Winter (2)

Businesses in the construction industry will have welcomed David Cameron’s announcement of a house-building crusade at the Conservative party conference. But now autumn is here, and the weather worsens, firms in the sector will still feel a chill. July and August are the busiest months for building, but work levels often collapse come November, and cashflow can slow to a trickle. Yet, small and medium-sized enterprises (SMEs) in construction should plan for the quieter months, introduce processes to minimise the impact of leaner financial times, and discover the growing choice of funding providers to keep themselves afloat until conditions brighten.

Construction by numbers

Small companies dominate the construction sector, with 950,000 SMEs operating in the industry, according to Government figures, versus about 300 large enterprises. About one in five of all small and medium businesses in the UK is in construction.

But, despite their large numbers, construction businesses are at a disadvantage to other enterprises financially. The SME Finance Monitor shows:

  • They are less likely to apply for bank finance than firms in other industries.
  • Those that do seek a loan or overdraft are more likely to be rejected than companies in other fields.
  • Business owners in construction-related areas tend to ask to borrow less money.
  • Only one in three construction SMEs uses any form of external finance.
All of which makes a slowing of business in wintertime even more challenging. So, what can bosses do to protect themselves during the colder months?

Avoiding late payment

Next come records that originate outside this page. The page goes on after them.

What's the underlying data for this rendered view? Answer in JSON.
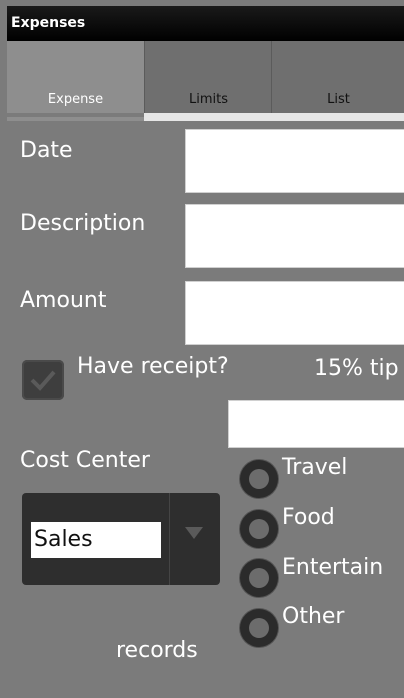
{
  "app": {
    "title": "Expenses"
  },
  "tabs": [
    {
      "label": "Expense"
    },
    {
      "label": "Limits"
    },
    {
      "label": "List"
    }
  ],
  "form": {
    "date_label": "Date",
    "description_label": "Description",
    "amount_label": "Amount",
    "receipt_label": "Have receipt?",
    "tip_label": "15% tip",
    "cost_center_label": "Cost Center",
    "cost_center_value": "Sales",
    "records_label": "records",
    "receipt_checked": true
  },
  "categories": [
    {
      "label": "Travel"
    },
    {
      "label": "Food"
    },
    {
      "label": "Entertain"
    },
    {
      "label": "Other"
    }
  ]
}
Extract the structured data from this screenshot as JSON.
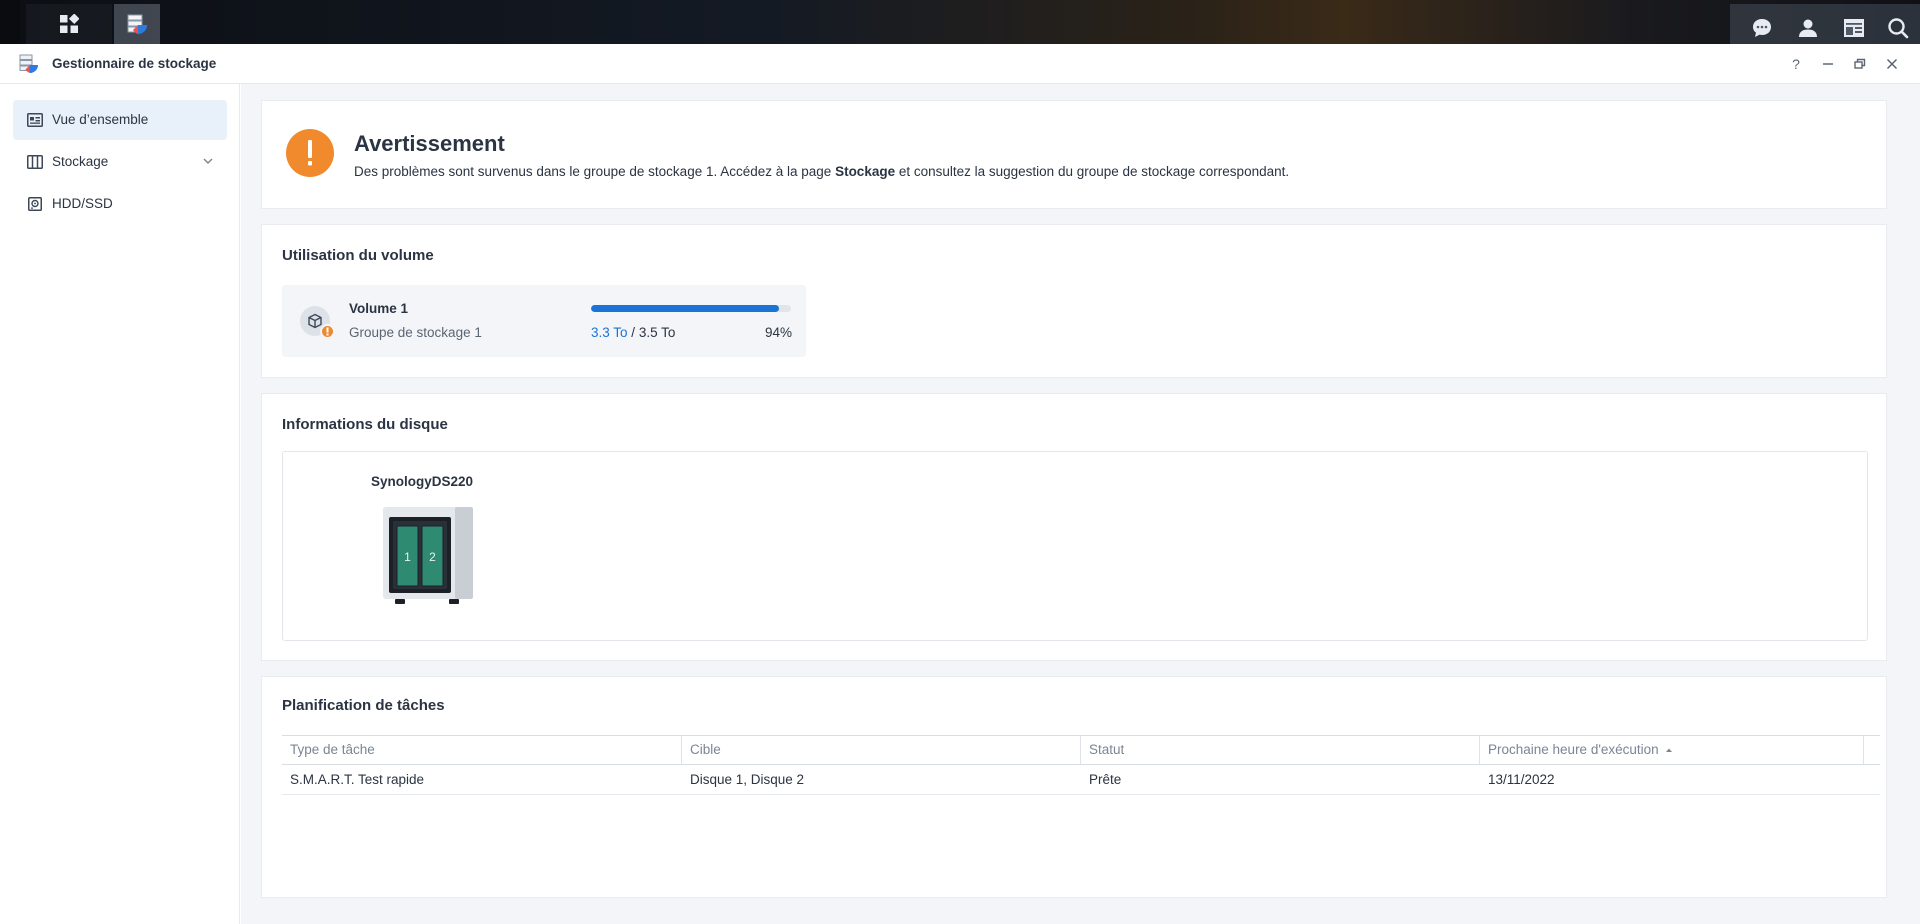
{
  "window": {
    "title": "Gestionnaire de stockage",
    "help_label": "?"
  },
  "sidebar": {
    "items": [
      {
        "label": "Vue d’ensemble",
        "icon": "overview-icon",
        "active": true
      },
      {
        "label": "Stockage",
        "icon": "storage-icon",
        "expandable": true
      },
      {
        "label": "HDD/SSD",
        "icon": "disk-icon"
      }
    ]
  },
  "warning": {
    "title": "Avertissement",
    "text_before": "Des problèmes sont survenus dans le groupe de stockage 1. Accédez à la page ",
    "text_bold": "Stockage",
    "text_after": " et consultez la suggestion du groupe de stockage correspondant."
  },
  "volume": {
    "section_title": "Utilisation du volume",
    "name": "Volume 1",
    "pool": "Groupe de stockage 1",
    "used": "3.3 To",
    "separator": " / ",
    "total": "3.5 To",
    "percent": "94%",
    "usage_fraction": 0.94
  },
  "disk": {
    "section_title": "Informations du disque",
    "device_name": "SynologyDS220",
    "bays": [
      "1",
      "2"
    ]
  },
  "tasks": {
    "section_title": "Planification de tâches",
    "columns": [
      "Type de tâche",
      "Cible",
      "Statut",
      "Prochaine heure d'exécution"
    ],
    "rows": [
      [
        "S.M.A.R.T. Test rapide",
        "Disque 1, Disque 2",
        "Prête",
        "13/11/2022"
      ]
    ]
  },
  "colors": {
    "accent": "#1a74d6",
    "warning": "#f08a2c",
    "disk_bay": "#2f8a72"
  }
}
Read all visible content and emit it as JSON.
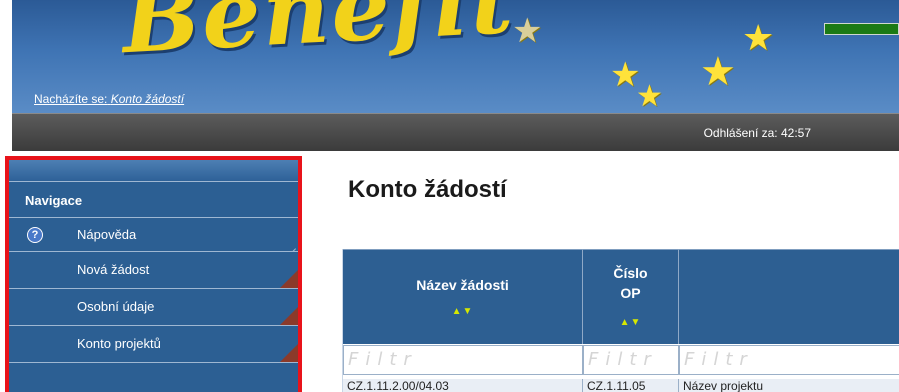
{
  "banner": {
    "logo_text": "Benefit",
    "location_label": "Nacházíte se:",
    "location_value": "Konto žádostí"
  },
  "status": {
    "logout_label": "Odhlášení za:",
    "logout_time": "42:57"
  },
  "sidebar": {
    "header": "Navigace",
    "items": [
      {
        "label": "Nápověda",
        "icon": "help-icon"
      },
      {
        "label": "Nová žádost"
      },
      {
        "label": "Osobní údaje"
      },
      {
        "label": "Konto projektů"
      }
    ]
  },
  "main": {
    "title": "Konto žádostí",
    "columns": [
      {
        "title": "Název žádosti",
        "sort": "▲▼"
      },
      {
        "title": "Číslo\nOP",
        "sort": "▲▼"
      },
      {
        "title": "",
        "sort": ""
      }
    ],
    "filter_placeholder": "Filtr",
    "row": [
      "CZ.1.11.2.00/04.03",
      "CZ.1.11.05",
      "Název projektu"
    ]
  },
  "colors": {
    "nav_bg": "#2c5f93",
    "highlight_border": "#e8131a",
    "header_bg": "#2d5f92",
    "sort_arrows": "#d6e800",
    "logout_bar": "#1b7a14"
  }
}
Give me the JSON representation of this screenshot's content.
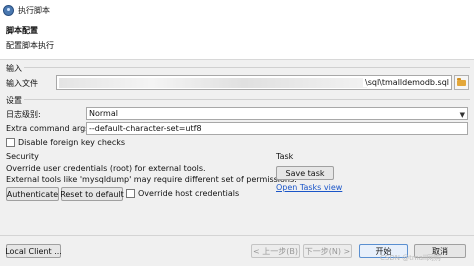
{
  "window": {
    "title": "执行脚本",
    "controls": [
      "—",
      "☐",
      "✕"
    ]
  },
  "header": {
    "title": "脚本配置",
    "subtitle": "配置脚本执行"
  },
  "input_group": {
    "label": "输入",
    "file_label": "输入文件",
    "file_value": "\\sql\\tmalldemodb.sql",
    "browse_icon": "folder-icon"
  },
  "settings_group": {
    "label": "设置",
    "log_level_label": "日志级别:",
    "log_level_value": "Normal",
    "extra_args_label": "Extra command args:",
    "extra_args_value": "--default-character-set=utf8",
    "disable_fk_label": "Disable foreign key checks",
    "disable_fk_checked": false
  },
  "security_group": {
    "label": "Security",
    "line1": "Override user credentials (root) for external tools.",
    "line2": "External tools like 'mysqldump' may require different set of permissions.",
    "authenticate_label": "Authenticate",
    "reset_label": "Reset to default",
    "override_host_label": "Override host credentials",
    "override_host_checked": false
  },
  "task_group": {
    "label": "Task",
    "save_task_label": "Save task",
    "open_tasks_label": "Open Tasks view"
  },
  "footer": {
    "local_client_label": "Local Client ...",
    "back_label": "< 上一步(B)",
    "next_label": "下一步(N) >",
    "start_label": "开始",
    "cancel_label": "取消"
  },
  "watermark": "CSDN @tmall网购"
}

Late payment can break a small business, and construction companies are even more prone to being left out of pocket than those in other sectors. More than 70 per cent of smaller construction businesses have written off unpaid invoices as bad debt in the last three years, a recent study by The Vinden Partnership and Bibby found. And the sums involved are sizeable – the average amount lost was just under £30,500, totalling more than £1.9 billion across the industry annually.

There are some basic practices SMEs can undertake to avoid being paid late.

  • Check new customers’ credit rating, and discreetly ask industry contacts about an unknown client before agreeing to start work.
  • Always agree terms of payment in writing before starting a project.
  • Cultivate existing customers who are proven payers in the hopes of winning repeat business.
  • Stay up-to-date with any variations on the original contract. Changes to a project should be agreed along the way, with payment terms renegotiated to avoid disputes on completion.
  • Keep communicating. If you are talking to your client throughout the job, then potential problems with payment will emerge early on.
Working with suppliers

Another problem is the need for construction companies to order building supplies in advance of starting a job. Trade credit is commonly used in the industry as a result, far more than in other sectors, according to research by University College London. Even more construction firms have employed trade credit since bank lending dried up for smaller businesses.

Trade credit may be low-cost, but it comes with risk. The cascading nature of this type of credit throughout the industry means each tier is vulnerable to the next being compromised. Smaller firms are particularly vulnerable, since they are more likely to extend trade credit than their larger peers, and are more often the sub-contractors on a big building project. However, given trade credit is a fact of life in construction circles, smaller businesses should protect their position by having a written credit policy, the Association of Chartered Certified Accountants recommends. It also advises clear credit terms, and rigorous processes to issue invoices regularly and to collect receipts from customers efficiently.

Finding alternatives

Access to finance remains a major concern, and it regularly comes out as one of the top problems for construction SMEs, according to the Construction Trade Survey. As said previously, the industry has a poor record when it comes to dealing with conventional financial institutions, and this has only worsened since 2008. But the growing influence of alternative funders over the intervening years has widened the pool of funding choice for construction firms.

The Government has committed to improve the range of financial products available to SMEs working in the construction sector as part of its action plan Construction 2025. And research by innovation charity Nesta shows more construction firms are already turning to alternative finance, with the industry being particularly keen on peer-to-peer lending, and pension-led funding, where directors use their pension funds to invest in their own businesses.

Factoring and invoice discounting are other popular options with construction firms, advancing finance against invoices as soon as they are raised, smoothing over bumps in cashflow, and raising short-term finance.

Cash will always be king to any business, and SMEs should undertake regular cashflow forecasts to stay abreast of how much money they have now, and in the near future. Once you know a funding shortage is looming, there is the chance to act to avert disaster. A little forward planning and awareness of what funding options are available can mean unforeseen circumstances and a financial shortfall need not be a disaster. Taking such measures means construction firms can safely weather the winter months, and look forward to the blossoming of spring - as well as the new business it brings.

By Willem van Lynden, Director of Sales and Marketing, Boost Capital